### PROBLEM DESCRIPTION
Leave out the pictures and print precisely the lines from the line with "Parse this screenshot: output" to the final line of the entries, both ends included.

### EXTRACTED MATERIAL
=== Section Start ===

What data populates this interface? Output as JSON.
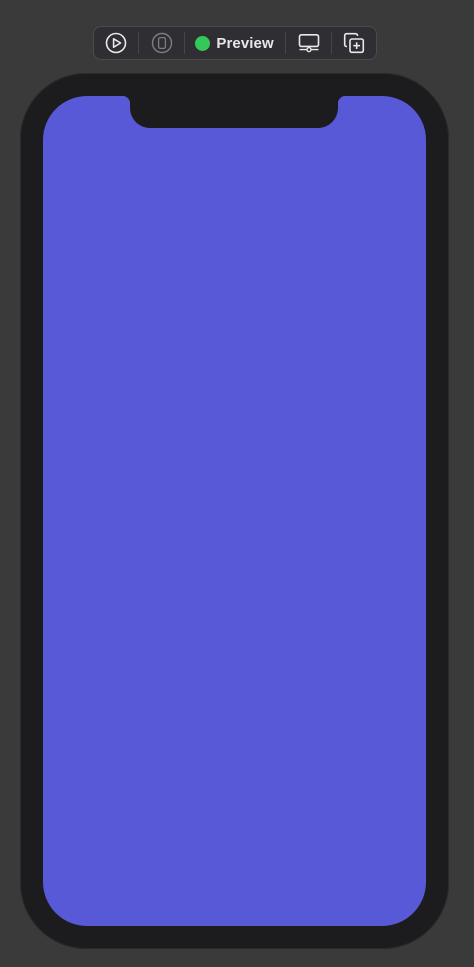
{
  "toolbar": {
    "preview_label": "Preview",
    "preview_status_color": "#34c759",
    "icons": {
      "play": "play-circle-icon",
      "device": "device-icon",
      "display": "display-settings-icon",
      "duplicate": "duplicate-add-icon"
    }
  },
  "device": {
    "screen_color": "#5859d6",
    "frame_color": "#1c1c1e"
  }
}
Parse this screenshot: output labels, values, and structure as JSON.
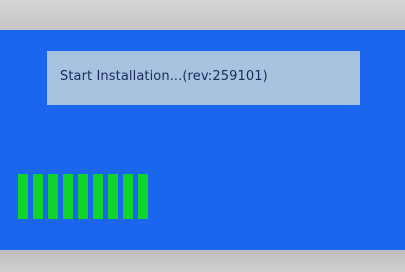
{
  "installer": {
    "status_text": "Start Installation...(rev:259101)",
    "progress": {
      "filled_segments": 9
    }
  },
  "colors": {
    "screen_background": "#1b66ef",
    "status_box": "#a7c3df",
    "progress_segment": "#10d42c",
    "bezel": "#c9c9c9"
  }
}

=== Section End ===

### ANSWER FOR THIS EXERCISE
Parse this screenshot: output labels, values, and structure as JSON.
{
  "installer": {
    "status_text": "Start Installation...(rev:259101)",
    "progress": {
      "filled_segments": 9
    }
  },
  "colors": {
    "screen_background": "#1b66ef",
    "status_box": "#a7c3df",
    "progress_segment": "#10d42c",
    "bezel": "#c9c9c9"
  }
}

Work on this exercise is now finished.